§ **Task brief**
From the data below, copy out every line in which the word "game" occurs.

[Interface dataset entries]
--------------------
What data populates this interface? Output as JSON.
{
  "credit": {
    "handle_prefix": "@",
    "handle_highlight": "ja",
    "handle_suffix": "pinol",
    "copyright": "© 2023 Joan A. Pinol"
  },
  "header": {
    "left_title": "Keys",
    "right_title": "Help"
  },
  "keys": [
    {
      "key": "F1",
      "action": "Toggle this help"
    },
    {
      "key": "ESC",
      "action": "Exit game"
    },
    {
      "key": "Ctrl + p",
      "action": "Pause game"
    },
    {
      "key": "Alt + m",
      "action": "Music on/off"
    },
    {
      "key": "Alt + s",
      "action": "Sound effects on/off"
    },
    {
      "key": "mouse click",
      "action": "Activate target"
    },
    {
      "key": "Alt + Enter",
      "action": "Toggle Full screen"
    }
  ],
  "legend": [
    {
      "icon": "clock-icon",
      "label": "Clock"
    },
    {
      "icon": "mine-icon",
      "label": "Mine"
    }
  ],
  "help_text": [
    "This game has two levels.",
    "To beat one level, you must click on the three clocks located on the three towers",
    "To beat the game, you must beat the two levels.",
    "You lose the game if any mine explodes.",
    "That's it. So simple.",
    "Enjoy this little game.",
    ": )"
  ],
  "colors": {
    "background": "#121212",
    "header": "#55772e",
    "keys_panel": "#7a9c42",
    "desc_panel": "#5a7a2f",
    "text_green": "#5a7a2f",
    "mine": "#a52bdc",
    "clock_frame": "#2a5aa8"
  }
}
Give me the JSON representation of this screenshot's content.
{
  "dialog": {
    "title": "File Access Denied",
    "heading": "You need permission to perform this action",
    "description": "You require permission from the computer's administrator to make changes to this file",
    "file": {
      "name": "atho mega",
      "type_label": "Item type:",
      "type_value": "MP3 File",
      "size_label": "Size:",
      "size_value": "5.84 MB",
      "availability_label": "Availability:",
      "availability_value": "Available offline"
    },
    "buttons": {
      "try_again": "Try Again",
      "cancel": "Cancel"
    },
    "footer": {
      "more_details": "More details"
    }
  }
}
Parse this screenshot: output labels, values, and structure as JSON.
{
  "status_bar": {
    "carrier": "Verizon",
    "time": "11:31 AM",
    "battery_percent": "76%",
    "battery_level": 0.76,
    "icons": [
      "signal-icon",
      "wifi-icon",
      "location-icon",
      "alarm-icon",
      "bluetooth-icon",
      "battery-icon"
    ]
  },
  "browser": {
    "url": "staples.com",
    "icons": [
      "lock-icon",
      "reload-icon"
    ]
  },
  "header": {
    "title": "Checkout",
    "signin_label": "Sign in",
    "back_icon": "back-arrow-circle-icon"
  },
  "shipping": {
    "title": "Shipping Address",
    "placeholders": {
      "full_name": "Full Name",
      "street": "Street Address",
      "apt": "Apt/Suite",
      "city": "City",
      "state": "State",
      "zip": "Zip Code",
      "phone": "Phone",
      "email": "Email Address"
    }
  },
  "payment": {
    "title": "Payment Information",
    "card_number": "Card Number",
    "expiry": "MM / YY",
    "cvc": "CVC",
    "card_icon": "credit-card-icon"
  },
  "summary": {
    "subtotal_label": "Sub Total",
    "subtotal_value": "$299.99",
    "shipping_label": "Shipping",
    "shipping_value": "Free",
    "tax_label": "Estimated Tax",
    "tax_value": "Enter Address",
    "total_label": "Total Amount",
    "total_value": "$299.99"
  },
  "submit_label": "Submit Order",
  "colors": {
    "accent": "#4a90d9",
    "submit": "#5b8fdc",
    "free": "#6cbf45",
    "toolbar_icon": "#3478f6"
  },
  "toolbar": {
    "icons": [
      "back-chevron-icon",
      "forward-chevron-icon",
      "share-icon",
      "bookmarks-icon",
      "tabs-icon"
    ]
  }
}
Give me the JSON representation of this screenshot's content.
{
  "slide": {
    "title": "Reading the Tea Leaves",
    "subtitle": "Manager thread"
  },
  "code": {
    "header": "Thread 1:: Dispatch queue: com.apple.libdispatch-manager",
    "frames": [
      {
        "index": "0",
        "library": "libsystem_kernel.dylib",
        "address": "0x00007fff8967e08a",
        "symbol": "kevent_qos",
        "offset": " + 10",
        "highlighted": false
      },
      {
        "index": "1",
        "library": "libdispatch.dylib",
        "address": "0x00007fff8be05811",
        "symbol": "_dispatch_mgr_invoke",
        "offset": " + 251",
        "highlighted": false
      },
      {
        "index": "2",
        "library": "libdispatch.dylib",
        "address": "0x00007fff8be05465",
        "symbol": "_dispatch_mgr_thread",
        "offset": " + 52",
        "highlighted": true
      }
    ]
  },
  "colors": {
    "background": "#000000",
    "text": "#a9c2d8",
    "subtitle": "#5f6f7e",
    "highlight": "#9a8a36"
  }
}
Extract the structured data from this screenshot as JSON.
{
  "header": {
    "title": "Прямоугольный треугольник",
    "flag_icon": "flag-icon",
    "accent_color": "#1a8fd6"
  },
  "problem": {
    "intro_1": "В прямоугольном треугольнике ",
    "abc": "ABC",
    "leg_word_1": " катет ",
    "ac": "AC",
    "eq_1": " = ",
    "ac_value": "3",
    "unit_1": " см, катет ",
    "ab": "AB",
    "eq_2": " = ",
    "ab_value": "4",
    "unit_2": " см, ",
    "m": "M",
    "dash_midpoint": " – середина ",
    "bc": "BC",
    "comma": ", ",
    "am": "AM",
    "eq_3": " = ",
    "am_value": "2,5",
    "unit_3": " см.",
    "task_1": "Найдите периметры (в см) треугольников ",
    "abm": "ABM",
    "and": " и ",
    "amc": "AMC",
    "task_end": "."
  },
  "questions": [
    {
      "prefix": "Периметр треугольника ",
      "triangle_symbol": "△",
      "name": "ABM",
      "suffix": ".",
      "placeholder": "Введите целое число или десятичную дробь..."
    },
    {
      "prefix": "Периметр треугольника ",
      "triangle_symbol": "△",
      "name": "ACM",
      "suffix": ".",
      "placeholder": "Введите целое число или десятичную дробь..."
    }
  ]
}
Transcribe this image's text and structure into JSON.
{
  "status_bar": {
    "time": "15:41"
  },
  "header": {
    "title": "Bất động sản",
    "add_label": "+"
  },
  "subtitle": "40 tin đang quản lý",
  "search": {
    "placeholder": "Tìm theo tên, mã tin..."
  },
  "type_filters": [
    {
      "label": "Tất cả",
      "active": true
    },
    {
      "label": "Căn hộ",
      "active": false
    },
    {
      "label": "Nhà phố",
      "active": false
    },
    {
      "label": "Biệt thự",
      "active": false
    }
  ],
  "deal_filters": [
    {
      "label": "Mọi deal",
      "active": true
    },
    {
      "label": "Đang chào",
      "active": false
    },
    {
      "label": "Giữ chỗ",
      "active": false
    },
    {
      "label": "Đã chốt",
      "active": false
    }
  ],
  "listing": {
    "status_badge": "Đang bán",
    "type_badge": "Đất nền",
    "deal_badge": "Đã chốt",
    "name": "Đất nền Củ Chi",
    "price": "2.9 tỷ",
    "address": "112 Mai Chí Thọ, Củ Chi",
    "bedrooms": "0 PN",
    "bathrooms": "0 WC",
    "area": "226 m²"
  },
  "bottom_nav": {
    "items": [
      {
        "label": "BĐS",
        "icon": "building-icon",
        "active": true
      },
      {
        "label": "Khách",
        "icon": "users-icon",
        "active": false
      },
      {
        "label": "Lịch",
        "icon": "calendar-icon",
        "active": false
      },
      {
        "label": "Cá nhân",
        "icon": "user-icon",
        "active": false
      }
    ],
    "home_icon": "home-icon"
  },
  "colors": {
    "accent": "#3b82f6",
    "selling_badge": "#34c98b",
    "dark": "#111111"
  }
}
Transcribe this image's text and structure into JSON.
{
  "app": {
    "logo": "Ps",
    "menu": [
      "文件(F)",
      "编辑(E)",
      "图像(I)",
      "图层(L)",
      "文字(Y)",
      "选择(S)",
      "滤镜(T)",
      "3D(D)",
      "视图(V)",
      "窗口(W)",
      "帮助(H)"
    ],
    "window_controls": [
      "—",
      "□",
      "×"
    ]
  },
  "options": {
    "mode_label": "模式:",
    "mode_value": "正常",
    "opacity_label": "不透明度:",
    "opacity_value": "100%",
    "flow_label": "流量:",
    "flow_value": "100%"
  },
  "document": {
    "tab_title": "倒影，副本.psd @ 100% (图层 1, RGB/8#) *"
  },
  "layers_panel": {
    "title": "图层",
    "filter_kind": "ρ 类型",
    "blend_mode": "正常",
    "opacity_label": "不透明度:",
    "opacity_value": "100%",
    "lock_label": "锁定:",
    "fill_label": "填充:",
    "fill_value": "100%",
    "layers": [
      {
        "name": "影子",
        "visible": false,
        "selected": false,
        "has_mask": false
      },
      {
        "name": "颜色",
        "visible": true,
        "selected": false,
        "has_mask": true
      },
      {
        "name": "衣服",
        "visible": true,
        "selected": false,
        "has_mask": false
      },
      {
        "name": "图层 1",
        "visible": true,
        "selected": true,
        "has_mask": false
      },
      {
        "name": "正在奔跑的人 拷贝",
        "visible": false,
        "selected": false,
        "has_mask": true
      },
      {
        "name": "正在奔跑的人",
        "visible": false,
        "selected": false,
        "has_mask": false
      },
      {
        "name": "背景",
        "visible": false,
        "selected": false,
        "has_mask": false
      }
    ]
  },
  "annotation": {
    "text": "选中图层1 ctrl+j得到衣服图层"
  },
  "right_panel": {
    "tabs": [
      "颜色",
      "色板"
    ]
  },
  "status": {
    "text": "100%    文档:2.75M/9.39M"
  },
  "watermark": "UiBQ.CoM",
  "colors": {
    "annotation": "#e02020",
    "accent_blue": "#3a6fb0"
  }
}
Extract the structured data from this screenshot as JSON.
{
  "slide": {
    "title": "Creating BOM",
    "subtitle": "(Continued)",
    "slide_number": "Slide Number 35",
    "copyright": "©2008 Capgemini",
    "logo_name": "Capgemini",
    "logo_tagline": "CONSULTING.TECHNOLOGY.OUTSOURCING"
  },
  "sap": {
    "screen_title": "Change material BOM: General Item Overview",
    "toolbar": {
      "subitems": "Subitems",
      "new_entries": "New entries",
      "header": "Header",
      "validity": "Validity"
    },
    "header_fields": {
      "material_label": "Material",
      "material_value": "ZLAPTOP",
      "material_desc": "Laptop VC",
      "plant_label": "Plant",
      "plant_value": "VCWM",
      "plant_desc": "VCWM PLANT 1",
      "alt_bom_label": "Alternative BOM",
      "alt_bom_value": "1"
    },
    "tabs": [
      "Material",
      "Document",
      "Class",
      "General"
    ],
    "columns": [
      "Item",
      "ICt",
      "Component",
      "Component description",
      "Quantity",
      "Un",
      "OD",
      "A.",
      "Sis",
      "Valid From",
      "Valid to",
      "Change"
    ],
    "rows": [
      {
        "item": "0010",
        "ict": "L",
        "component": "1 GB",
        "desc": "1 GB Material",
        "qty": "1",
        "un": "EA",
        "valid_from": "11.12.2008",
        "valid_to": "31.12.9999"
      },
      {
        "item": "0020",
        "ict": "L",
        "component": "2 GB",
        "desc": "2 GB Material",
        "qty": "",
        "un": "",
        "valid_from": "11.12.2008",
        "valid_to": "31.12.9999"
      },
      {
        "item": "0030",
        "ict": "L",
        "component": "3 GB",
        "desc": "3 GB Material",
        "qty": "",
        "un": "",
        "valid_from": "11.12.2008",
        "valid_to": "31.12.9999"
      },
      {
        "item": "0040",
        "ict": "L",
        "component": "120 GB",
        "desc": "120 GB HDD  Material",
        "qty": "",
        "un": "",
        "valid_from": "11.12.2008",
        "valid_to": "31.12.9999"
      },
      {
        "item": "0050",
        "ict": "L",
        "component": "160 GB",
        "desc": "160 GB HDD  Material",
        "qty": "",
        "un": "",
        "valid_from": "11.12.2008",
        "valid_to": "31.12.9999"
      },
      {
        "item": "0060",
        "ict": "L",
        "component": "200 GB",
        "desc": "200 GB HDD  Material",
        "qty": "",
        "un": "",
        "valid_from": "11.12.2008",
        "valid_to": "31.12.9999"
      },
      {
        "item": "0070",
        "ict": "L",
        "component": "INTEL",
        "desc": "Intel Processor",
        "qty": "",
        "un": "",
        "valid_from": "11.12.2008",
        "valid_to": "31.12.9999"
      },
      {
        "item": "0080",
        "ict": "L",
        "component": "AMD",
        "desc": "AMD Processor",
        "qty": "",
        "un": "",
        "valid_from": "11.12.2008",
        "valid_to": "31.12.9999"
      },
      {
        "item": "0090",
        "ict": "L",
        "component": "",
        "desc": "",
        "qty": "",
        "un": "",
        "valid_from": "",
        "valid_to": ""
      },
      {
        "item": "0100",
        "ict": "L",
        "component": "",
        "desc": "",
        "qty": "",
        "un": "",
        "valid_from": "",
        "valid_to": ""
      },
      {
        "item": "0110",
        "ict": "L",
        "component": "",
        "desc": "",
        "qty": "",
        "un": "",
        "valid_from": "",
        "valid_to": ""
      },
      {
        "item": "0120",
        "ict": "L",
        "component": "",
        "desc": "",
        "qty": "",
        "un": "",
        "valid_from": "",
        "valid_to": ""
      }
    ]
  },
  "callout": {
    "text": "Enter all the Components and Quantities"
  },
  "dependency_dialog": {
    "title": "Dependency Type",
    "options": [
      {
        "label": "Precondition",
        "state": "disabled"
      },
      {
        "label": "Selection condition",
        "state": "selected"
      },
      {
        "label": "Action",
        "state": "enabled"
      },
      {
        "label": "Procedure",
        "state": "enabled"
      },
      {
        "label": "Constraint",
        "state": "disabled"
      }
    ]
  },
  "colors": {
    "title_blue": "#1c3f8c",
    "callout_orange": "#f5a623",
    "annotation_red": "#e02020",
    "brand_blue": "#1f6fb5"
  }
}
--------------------
§ **Result**
      "action": "Exit game"
      "action": "Pause game"
    "This game has two levels.",
    "To beat the game, you must beat the two levels.",
    "You lose the game if any mine explodes.",
    "Enjoy this little game.",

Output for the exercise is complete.